Before I finish, I would like to bring you up to speed on an issue that is currently affecting schools all across Ontario. CUPE , (The Canadian Union of Public Employees) has announced that unless a deal is negotiated over the weekend, they will be going on strike on Monday, October 7th. This means that all of the CYWs, EAs, ECEs, Secretaries, and Custodians, the people we sometimes take for granted, will not be doing their jobs. If the secretaries aren’t checking the attendance, if the custodians aren’t keeping our school clean so we don’t get sick, if support staff aren’t there to assist students, it’s not safe for us to go to school. While for some this may seem like a holiday, know that CUPE members have a very good reason for doing this. Their hours and wages have been cut back drastically from what they used to be. It’s not fair that the people we rely upon so heavily each and every day aren’t getting the money and the hours that they deserve. And this strike affects more than just students. The CUPE workers are not getting paid for doing this. Teachers are not allowed to call in supply teachers, so they don’t get paid either. Parents who normally work all day will have to scramble to find someone to watch their child(ren). And students aren’t getting the education that we come to school for in the first place.

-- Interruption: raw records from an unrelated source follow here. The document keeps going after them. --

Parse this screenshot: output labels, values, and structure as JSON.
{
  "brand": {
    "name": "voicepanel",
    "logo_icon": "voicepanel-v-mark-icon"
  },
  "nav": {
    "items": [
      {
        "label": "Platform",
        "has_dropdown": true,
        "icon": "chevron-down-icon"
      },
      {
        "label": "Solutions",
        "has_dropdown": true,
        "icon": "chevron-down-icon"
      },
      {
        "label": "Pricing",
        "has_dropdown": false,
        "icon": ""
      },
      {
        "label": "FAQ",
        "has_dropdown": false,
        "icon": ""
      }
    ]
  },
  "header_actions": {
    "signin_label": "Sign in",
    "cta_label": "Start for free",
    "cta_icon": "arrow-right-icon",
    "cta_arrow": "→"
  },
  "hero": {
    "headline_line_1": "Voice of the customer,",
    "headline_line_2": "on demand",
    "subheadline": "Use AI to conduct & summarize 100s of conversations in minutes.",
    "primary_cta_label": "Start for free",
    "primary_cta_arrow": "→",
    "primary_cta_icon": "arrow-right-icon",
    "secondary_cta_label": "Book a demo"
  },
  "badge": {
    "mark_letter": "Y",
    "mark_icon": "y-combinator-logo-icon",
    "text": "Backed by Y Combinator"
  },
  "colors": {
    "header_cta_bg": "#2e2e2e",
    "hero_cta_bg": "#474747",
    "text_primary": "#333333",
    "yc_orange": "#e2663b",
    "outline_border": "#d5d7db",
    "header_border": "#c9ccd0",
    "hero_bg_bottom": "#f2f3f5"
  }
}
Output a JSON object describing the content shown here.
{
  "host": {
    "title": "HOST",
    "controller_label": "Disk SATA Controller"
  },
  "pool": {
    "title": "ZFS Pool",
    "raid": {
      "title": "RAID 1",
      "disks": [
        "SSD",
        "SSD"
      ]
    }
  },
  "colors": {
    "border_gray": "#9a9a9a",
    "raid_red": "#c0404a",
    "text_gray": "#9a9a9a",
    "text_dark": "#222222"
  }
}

However, at this point there’s as much chance of school being out as school being in, so make sure to check the news or your school board’s website for updates. But I really hope that come Monday morning, I’ll be getting ready for school instead of sleeping in.